▶ [PROBLEM REQUIREMENTS]
Every line containing the word "color" is to be copied from the data below.

▶ [DATA SUPPLIED]
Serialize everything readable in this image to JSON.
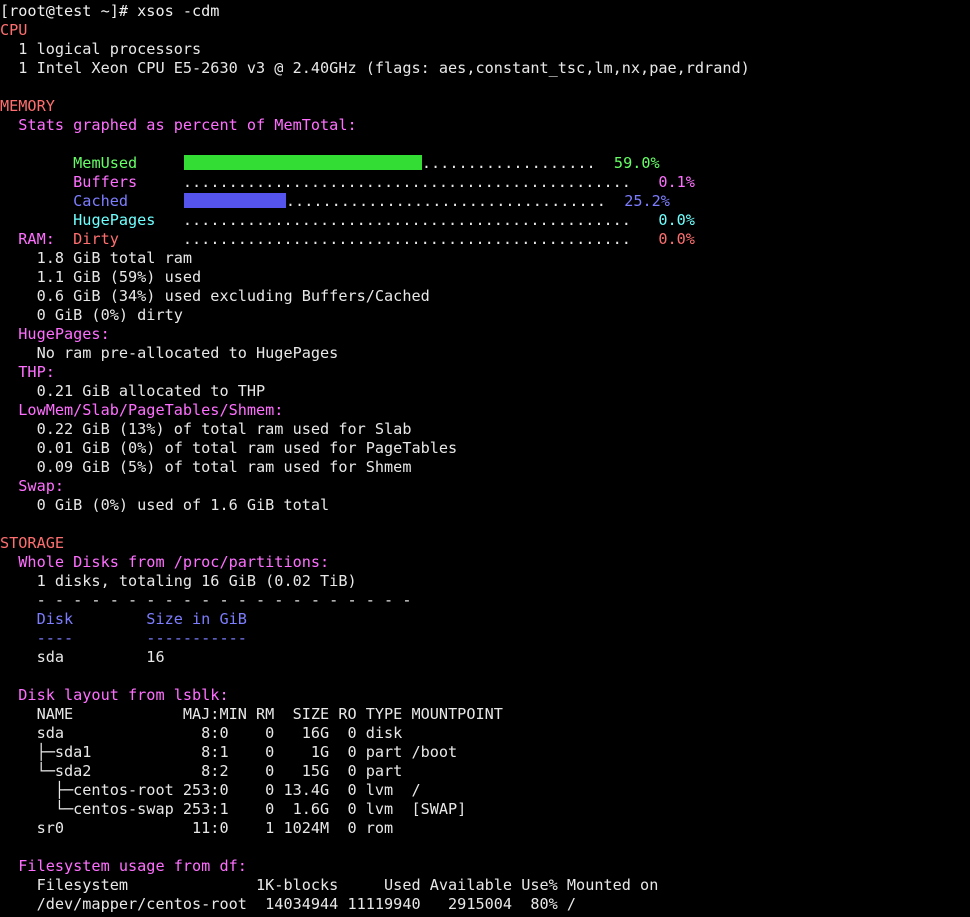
{
  "prompt": "[root@test ~]# xsos -cdm",
  "cpu": {
    "heading": "CPU",
    "line1": "  1 logical processors",
    "line2": "  1 Intel Xeon CPU E5-2630 v3 @ 2.40GHz (flags: aes,constant_tsc,lm,nx,pae,rdrand)"
  },
  "memory": {
    "heading": "MEMORY",
    "stats_heading": "  Stats graphed as percent of MemTotal:",
    "graph": [
      {
        "name": "MemUsed",
        "percent": 59.0,
        "percent_label": "59.0%",
        "color": "#66ff66"
      },
      {
        "name": "Buffers",
        "percent": 0.1,
        "percent_label": "0.1%",
        "color": "#ff6fff"
      },
      {
        "name": "Cached",
        "percent": 25.2,
        "percent_label": "25.2%",
        "color": "#7d7dff"
      },
      {
        "name": "HugePages",
        "percent": 0.0,
        "percent_label": "0.0%",
        "color": "#6fffff"
      },
      {
        "name": "Dirty",
        "percent": 0.0,
        "percent_label": "0.0%",
        "color": "#ff6f6f"
      }
    ],
    "ram_heading": "  RAM:",
    "ram_lines": [
      "    1.8 GiB total ram",
      "    1.1 GiB (59%) used",
      "    0.6 GiB (34%) used excluding Buffers/Cached",
      "    0 GiB (0%) dirty"
    ],
    "hugepages_heading": "  HugePages:",
    "hugepages_line": "    No ram pre-allocated to HugePages",
    "thp_heading": "  THP:",
    "thp_line": "    0.21 GiB allocated to THP",
    "lowmem_heading": "  LowMem/Slab/PageTables/Shmem:",
    "lowmem_lines": [
      "    0.22 GiB (13%) of total ram used for Slab",
      "    0.01 GiB (0%) of total ram used for PageTables",
      "    0.09 GiB (5%) of total ram used for Shmem"
    ],
    "swap_heading": "  Swap:",
    "swap_line": "    0 GiB (0%) used of 1.6 GiB total"
  },
  "storage": {
    "heading": "STORAGE",
    "whole_disks_heading": "  Whole Disks from /proc/partitions:",
    "whole_disks_line": "    1 disks, totaling 16 GiB (0.02 TiB)",
    "separator": "    - - - - - - - - - - - - - - - - - - - - -",
    "disk_table": {
      "header": "    Disk        Size in GiB",
      "underline": "    ----        -----------",
      "rows": [
        "    sda         16"
      ]
    },
    "lsblk_heading": "  Disk layout from lsblk:",
    "lsblk_lines": [
      "    NAME            MAJ:MIN RM  SIZE RO TYPE MOUNTPOINT",
      "    sda               8:0    0   16G  0 disk",
      "    ├─sda1            8:1    0    1G  0 part /boot",
      "    └─sda2            8:2    0   15G  0 part",
      "      ├─centos-root 253:0    0 13.4G  0 lvm  /",
      "      └─centos-swap 253:1    0  1.6G  0 lvm  [SWAP]",
      "    sr0              11:0    1 1024M  0 rom"
    ],
    "df_heading": "  Filesystem usage from df:",
    "df_lines": [
      "    Filesystem              1K-blocks     Used Available Use% Mounted on",
      "    /dev/mapper/centos-root  14034944 11119940   2915004  80% /"
    ]
  }
}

▶ [EXERCISE SOLUTION]
        "color": "#66ff66"
        "color": "#ff6fff"
        "color": "#7d7dff"
        "color": "#6fffff"
        "color": "#ff6f6f"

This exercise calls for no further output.